Go through the entries and copy every line that has the string "icon" in it.
START Records shown
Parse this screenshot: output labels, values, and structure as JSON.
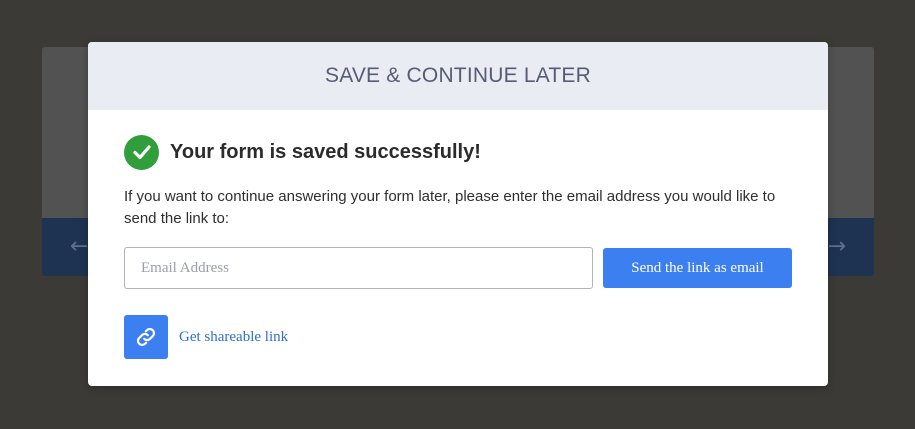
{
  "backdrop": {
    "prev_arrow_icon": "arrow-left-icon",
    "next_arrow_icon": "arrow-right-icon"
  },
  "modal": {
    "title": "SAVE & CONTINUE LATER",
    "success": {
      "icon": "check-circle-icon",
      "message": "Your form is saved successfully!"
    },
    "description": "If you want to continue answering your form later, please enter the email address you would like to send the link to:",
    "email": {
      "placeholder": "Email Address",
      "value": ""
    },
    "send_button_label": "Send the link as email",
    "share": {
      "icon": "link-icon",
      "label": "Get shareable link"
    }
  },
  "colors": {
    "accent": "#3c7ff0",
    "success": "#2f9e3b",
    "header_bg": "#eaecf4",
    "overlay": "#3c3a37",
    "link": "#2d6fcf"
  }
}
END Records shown
#### Answer for this exercise:
    "prev_arrow_icon": "arrow-left-icon",
    "next_arrow_icon": "arrow-right-icon"
      "icon": "check-circle-icon",
      "icon": "link-icon",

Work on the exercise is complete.